Input data>
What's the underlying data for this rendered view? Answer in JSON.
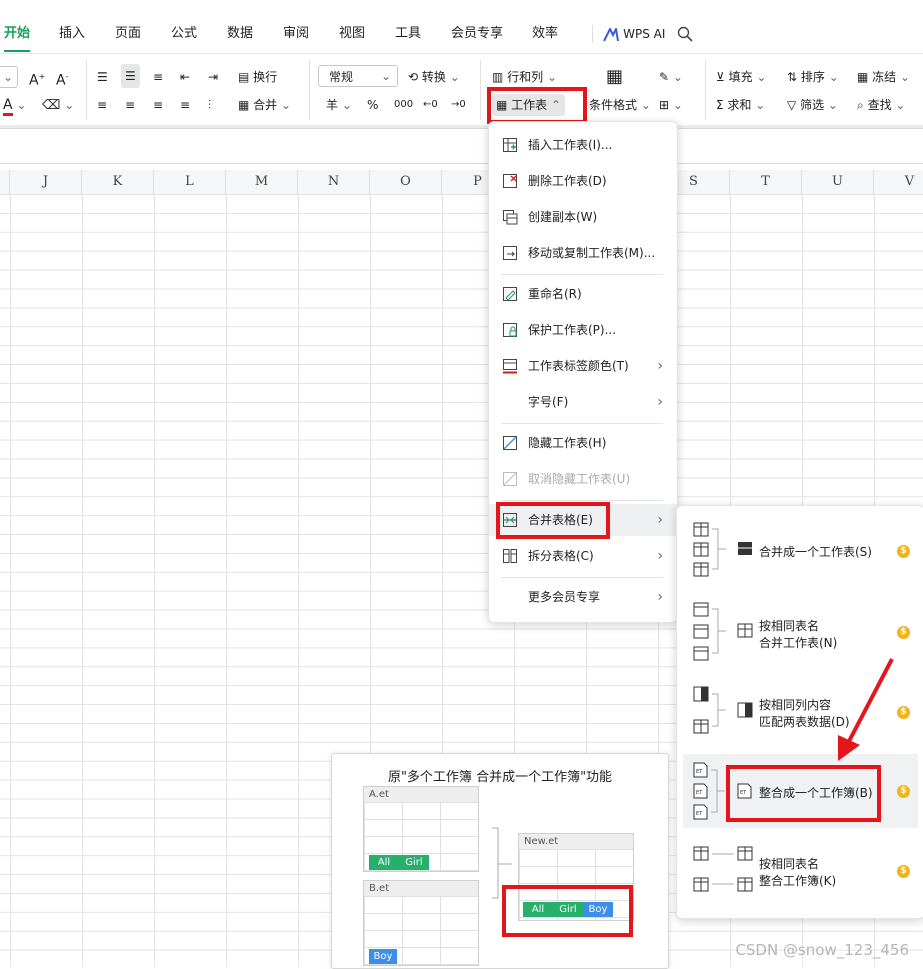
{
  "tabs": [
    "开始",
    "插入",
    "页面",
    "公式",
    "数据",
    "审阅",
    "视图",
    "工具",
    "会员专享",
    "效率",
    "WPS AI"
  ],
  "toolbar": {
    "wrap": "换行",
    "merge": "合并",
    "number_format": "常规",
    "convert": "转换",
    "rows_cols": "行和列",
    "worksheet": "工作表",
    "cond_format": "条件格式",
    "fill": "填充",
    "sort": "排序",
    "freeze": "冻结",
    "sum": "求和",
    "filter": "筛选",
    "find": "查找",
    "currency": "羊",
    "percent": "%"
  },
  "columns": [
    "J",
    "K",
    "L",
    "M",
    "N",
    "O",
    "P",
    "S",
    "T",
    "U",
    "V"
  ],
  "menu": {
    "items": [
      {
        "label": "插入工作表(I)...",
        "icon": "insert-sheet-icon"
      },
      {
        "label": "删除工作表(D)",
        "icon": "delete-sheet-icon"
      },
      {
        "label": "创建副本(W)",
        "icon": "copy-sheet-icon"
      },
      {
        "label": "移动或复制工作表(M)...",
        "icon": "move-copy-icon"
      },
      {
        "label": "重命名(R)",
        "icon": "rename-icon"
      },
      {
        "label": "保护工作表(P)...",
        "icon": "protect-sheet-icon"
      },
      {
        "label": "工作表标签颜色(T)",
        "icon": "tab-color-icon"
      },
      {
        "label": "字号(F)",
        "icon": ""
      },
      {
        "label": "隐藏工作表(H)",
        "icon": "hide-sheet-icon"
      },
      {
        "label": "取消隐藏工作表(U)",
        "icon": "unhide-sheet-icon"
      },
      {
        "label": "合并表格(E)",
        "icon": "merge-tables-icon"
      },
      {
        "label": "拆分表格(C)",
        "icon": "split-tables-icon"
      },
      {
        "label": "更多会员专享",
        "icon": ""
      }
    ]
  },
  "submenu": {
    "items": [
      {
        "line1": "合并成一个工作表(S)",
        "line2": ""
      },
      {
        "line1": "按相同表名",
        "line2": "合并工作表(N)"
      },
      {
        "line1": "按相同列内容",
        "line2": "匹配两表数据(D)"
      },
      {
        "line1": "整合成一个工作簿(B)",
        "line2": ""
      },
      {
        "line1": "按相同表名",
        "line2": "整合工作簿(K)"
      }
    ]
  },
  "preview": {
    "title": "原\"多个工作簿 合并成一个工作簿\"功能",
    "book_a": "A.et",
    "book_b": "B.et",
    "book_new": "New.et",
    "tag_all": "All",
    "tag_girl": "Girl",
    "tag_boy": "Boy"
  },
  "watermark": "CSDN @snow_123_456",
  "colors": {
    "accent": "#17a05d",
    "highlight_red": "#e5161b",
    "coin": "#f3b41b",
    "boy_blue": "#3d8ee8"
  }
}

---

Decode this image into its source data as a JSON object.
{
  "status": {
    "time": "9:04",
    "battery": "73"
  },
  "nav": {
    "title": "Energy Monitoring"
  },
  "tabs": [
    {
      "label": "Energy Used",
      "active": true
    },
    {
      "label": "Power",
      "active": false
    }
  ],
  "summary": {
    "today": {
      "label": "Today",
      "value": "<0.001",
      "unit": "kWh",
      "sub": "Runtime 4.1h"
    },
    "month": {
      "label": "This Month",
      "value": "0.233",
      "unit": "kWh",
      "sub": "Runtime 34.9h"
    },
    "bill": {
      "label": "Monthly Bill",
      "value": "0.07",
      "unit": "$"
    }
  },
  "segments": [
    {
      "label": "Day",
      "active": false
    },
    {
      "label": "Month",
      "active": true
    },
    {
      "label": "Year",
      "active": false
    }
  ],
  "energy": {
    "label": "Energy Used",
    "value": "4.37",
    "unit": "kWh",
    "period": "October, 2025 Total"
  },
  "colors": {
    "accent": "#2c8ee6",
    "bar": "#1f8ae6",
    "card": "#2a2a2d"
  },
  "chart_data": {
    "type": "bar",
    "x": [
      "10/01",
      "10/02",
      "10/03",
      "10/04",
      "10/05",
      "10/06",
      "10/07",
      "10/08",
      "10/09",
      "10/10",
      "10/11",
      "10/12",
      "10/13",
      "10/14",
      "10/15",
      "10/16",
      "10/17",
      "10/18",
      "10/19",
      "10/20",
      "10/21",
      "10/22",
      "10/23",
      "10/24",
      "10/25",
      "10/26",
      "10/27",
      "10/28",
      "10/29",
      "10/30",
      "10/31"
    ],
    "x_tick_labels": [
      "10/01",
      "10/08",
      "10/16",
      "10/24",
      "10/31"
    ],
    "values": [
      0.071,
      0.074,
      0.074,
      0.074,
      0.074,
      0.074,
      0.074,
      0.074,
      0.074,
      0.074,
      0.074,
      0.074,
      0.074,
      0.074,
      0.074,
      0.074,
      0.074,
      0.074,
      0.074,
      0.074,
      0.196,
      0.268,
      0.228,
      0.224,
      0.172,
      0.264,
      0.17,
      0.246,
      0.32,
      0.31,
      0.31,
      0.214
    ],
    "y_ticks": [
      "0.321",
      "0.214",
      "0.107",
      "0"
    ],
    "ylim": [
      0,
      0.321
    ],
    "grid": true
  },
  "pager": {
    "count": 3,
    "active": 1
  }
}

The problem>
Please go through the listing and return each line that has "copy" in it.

Reply to the task>
        "icon": "copy-sheet-icon"
        "icon": "move-copy-icon"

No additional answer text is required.